BludgerTrack arrives with some new toys this week, starting with a new set of graphs on the sidebar which plot the polling over the four weeks since the restoration. These look a bit threadbare at present, but they will have a story to tell soon enough. The Gillard era model remains preserved for posterity at the bottom. In between is another new feature, which projects the likelihood of seat outcomes under the present BludgerTrack results. This is done by simulating 100,000 election results from the ALP seat win probabilities I have been using to determine the seat projection totals and observing the frequency of each result. The chances of majority government are currently put at 42.8%, which increases to 50.4% if you take the view that Labor will win Melbourne from Adam Bandt. Labor’s chances of holding on with the support of whoever ends up representing Denison and Melbourne are put at 28.7%.

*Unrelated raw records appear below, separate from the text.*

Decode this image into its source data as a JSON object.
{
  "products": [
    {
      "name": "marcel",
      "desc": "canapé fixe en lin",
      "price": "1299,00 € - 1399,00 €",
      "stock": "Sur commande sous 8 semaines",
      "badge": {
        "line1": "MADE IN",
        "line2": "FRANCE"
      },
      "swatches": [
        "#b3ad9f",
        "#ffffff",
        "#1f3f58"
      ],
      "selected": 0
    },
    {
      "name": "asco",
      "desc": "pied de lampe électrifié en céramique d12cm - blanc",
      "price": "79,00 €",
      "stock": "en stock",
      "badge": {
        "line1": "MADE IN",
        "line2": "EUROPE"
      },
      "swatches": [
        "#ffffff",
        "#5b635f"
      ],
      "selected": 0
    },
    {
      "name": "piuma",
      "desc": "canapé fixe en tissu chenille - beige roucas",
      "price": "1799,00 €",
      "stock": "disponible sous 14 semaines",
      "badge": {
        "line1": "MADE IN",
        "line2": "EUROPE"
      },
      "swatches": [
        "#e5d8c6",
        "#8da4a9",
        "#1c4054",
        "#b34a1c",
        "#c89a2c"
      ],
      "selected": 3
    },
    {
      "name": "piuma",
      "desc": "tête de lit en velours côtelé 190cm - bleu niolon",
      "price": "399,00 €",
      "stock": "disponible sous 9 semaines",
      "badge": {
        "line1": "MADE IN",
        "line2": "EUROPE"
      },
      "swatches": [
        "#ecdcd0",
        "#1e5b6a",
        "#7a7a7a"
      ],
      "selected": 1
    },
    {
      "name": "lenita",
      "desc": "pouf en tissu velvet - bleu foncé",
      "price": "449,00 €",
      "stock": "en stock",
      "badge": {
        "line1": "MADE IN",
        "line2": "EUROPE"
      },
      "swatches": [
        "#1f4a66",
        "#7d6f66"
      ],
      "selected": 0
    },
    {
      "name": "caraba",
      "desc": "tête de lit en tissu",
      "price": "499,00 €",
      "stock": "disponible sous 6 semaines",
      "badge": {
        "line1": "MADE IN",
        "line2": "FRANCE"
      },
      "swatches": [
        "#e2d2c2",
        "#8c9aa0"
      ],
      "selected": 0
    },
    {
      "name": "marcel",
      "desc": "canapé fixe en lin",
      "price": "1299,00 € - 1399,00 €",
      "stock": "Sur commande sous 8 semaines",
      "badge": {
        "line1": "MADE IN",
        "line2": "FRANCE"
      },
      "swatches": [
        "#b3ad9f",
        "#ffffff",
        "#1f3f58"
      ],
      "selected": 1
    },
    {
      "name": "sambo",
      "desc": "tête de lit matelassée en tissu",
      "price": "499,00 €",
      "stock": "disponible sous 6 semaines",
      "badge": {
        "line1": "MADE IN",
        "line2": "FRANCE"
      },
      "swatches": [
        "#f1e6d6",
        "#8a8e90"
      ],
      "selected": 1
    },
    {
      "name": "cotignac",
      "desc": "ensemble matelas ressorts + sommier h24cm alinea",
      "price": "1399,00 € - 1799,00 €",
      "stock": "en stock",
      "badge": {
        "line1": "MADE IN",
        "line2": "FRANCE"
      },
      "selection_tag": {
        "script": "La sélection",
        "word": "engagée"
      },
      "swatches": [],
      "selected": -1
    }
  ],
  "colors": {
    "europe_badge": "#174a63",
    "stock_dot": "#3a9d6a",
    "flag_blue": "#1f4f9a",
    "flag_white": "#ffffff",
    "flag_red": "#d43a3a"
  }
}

Newspoll: 52-48 to Coalition

Newspoll has the Coalition leading 52-48 after a dead heat a fortnight ago, but there’s some encouragement for Labor in an extra question on asylum seeker policy.

The Australian reports the latest Newspoll has the Coalition leading 52-48, after a dead heat a fortnight ago. This comes off a three-point lift in the Coalition primary vote to 45%, with Labor down a point to 37% and the Greens up one to 10%. Kevin Rudd’s lead over Tony Abbott as preferred prime minister, which blew out from 49-35 in his first poll to 53-31 in his second, is roughly back where it started at 50-34. Rudd’s approval ratings have followed a similar course over the three polls, this one showing approval down a point to 42% and disapproval up five to 41%, while Tony Abbott is steady at 35% and 56%. However, the Prime Minister can take solace in a finding that 26% now consider Labor the past party to deal with asylum seekers, up six since the question was last asked, with the Coalition plummeting 14 points to 33%.

Earlier today we had the regular weekly Morgan poll, which was little changed on last time with Labor down half a point to 41.5%, the Coalition steady on 41%, and the Greens up two points to 9%. There was actually a slight move in Labor’s favour on two-party preferred as measured using preference flows from the previous election, presumably because of rounding, their lead up from 51.5-48.5 to 52-48. On respondent-allocated preferences, the lead is steady at 52.5-47.5. Regrettably, the poll does not come with state breakdowns, which keen observers among us had started to think would be a regular feature (as it surely should be with such a large sample size).

Essential Research is delayed this week and will be along tomorrow.

UPDATE: And here it is – Labor has pared back a point on two-party preferred to now trail 51-49, from primary votes of 39% for Labor (steady), 45% for the Coalition (down one) and 7% for the Greens (steady). Also featured are a semi-regular series on important election issues (“Australian jobs and protection of local industries” being up five points on a month ago), best party to handle them (across the board improvement for Labor in the wake of the leadership change), carbon pricing (45% support the move to an ETS with 29% opposed, while support for the “tax” scheme is down to 37% support with 48% opposed compared with 43% each in May – these being relatively supportive results on account of a question which explains it’s industries that pay the tax). Sixty-two per cent said they would support a referendum on recognising Aboriginal and Torres Strait Islander people in the constitution with only 16% opposed.

ReachTEL: 51-49 to Coalition

A second post-Ruddstoration ReachTEL result finds little change on the first, and confirms the impression that Malcolm Turnbull is strongly favoured over both the current contenders.

ReachTEL has published results of an automated phone poll of 2922 respondents across the country which has the Coalition leading 51-49, down from 52-48 in the immediate aftermath of the leadership change, from primary votes of 39.3% for Labor (up 0.5%, 45.4% for the Coalition (up 0.3%) and 8.3% for the Greens (down 0.4%). ReachTEL shows Kevin Rudd with an unusually narrow 52.4-47.6 lead over Tony Abbott as preferred prime minister, but the knife is nonetheless turned on Abbott by a result on voting intention under a Malcolm Turnbull leadership which has the Coalition lead at 58-42. Turnbull is also favoured 65-35 over Rudd as preferred prime minister.